## Action item
Your answer must be the full listing, repeated word for word.

## Source data
────────

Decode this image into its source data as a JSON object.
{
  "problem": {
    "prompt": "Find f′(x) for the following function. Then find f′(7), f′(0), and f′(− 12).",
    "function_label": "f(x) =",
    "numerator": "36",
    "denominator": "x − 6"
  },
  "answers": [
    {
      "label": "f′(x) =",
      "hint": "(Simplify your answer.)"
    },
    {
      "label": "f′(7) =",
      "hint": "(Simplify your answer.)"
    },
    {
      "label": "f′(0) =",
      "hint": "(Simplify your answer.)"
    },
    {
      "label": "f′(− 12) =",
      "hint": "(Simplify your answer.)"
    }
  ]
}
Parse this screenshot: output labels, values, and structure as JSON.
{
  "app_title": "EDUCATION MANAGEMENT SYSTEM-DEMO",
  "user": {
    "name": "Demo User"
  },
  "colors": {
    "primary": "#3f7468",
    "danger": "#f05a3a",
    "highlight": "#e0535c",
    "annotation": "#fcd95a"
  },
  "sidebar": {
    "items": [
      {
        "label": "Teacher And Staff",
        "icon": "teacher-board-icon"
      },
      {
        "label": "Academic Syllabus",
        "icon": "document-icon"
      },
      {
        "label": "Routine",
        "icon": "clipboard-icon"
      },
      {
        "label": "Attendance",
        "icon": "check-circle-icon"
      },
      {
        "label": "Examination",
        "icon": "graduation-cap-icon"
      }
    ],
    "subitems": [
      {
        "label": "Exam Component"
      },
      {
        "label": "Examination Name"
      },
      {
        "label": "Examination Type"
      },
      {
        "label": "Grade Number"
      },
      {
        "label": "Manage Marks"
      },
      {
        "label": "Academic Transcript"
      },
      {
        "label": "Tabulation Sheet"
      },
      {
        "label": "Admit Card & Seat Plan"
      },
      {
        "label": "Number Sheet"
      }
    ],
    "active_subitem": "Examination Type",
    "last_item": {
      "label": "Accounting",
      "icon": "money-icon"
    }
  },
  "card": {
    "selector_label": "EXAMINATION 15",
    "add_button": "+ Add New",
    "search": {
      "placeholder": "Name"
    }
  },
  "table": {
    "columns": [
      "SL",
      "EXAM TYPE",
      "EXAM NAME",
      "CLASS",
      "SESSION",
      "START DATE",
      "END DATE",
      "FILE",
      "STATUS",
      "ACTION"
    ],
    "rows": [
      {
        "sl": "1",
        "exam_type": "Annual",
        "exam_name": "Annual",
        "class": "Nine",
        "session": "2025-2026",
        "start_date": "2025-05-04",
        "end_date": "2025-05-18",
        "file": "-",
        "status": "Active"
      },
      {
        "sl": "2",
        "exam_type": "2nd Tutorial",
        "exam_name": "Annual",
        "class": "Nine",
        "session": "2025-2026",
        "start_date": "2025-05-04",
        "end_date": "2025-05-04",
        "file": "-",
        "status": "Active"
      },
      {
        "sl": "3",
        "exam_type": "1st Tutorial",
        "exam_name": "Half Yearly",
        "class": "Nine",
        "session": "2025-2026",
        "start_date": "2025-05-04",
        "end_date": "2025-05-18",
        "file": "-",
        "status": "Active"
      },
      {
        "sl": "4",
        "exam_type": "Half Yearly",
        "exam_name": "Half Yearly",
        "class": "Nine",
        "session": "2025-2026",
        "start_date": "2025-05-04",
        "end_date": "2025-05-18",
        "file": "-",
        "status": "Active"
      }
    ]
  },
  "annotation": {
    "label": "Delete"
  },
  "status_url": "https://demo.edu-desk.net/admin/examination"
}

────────

## Task solution
Decode this image into its source data as a JSON object.
{
  "problem": {
    "prompt": "Find f′(x) for the following function. Then find f′(7), f′(0), and f′(− 12).",
    "function_label": "f(x) =",
    "numerator": "36",
    "denominator": "x − 6"
  },
  "answers": [
    {
      "label": "f′(x) =",
      "hint": "(Simplify your answer.)"
    },
    {
      "label": "f′(7) =",
      "hint": "(Simplify your answer.)"
    },
    {
      "label": "f′(0) =",
      "hint": "(Simplify your answer.)"
    },
    {
      "label": "f′(− 12) =",
      "hint": "(Simplify your answer.)"
    }
  ]
}
Parse this screenshot: output labels, values, and structure as JSON.
{
  "app_title": "EDUCATION MANAGEMENT SYSTEM-DEMO",
  "user": {
    "name": "Demo User"
  },
  "colors": {
    "primary": "#3f7468",
    "danger": "#f05a3a",
    "highlight": "#e0535c",
    "annotation": "#fcd95a"
  },
  "sidebar": {
    "items": [
      {
        "label": "Teacher And Staff",
        "icon": "teacher-board-icon"
      },
      {
        "label": "Academic Syllabus",
        "icon": "document-icon"
      },
      {
        "label": "Routine",
        "icon": "clipboard-icon"
      },
      {
        "label": "Attendance",
        "icon": "check-circle-icon"
      },
      {
        "label": "Examination",
        "icon": "graduation-cap-icon"
      }
    ],
    "subitems": [
      {
        "label": "Exam Component"
      },
      {
        "label": "Examination Name"
      },
      {
        "label": "Examination Type"
      },
      {
        "label": "Grade Number"
      },
      {
        "label": "Manage Marks"
      },
      {
        "label": "Academic Transcript"
      },
      {
        "label": "Tabulation Sheet"
      },
      {
        "label": "Admit Card & Seat Plan"
      },
      {
        "label": "Number Sheet"
      }
    ],
    "active_subitem": "Examination Type",
    "last_item": {
      "label": "Accounting",
      "icon": "money-icon"
    }
  },
  "card": {
    "selector_label": "EXAMINATION 15",
    "add_button": "+ Add New",
    "search": {
      "placeholder": "Name"
    }
  },
  "table": {
    "columns": [
      "SL",
      "EXAM TYPE",
      "EXAM NAME",
      "CLASS",
      "SESSION",
      "START DATE",
      "END DATE",
      "FILE",
      "STATUS",
      "ACTION"
    ],
    "rows": [
      {
        "sl": "1",
        "exam_type": "Annual",
        "exam_name": "Annual",
        "class": "Nine",
        "session": "2025-2026",
        "start_date": "2025-05-04",
        "end_date": "2025-05-18",
        "file": "-",
        "status": "Active"
      },
      {
        "sl": "2",
        "exam_type": "2nd Tutorial",
        "exam_name": "Annual",
        "class": "Nine",
        "session": "2025-2026",
        "start_date": "2025-05-04",
        "end_date": "2025-05-04",
        "file": "-",
        "status": "Active"
      },
      {
        "sl": "3",
        "exam_type": "1st Tutorial",
        "exam_name": "Half Yearly",
        "class": "Nine",
        "session": "2025-2026",
        "start_date": "2025-05-04",
        "end_date": "2025-05-18",
        "file": "-",
        "status": "Active"
      },
      {
        "sl": "4",
        "exam_type": "Half Yearly",
        "exam_name": "Half Yearly",
        "class": "Nine",
        "session": "2025-2026",
        "start_date": "2025-05-04",
        "end_date": "2025-05-18",
        "file": "-",
        "status": "Active"
      }
    ]
  },
  "annotation": {
    "label": "Delete"
  },
  "status_url": "https://demo.edu-desk.net/admin/examination"
}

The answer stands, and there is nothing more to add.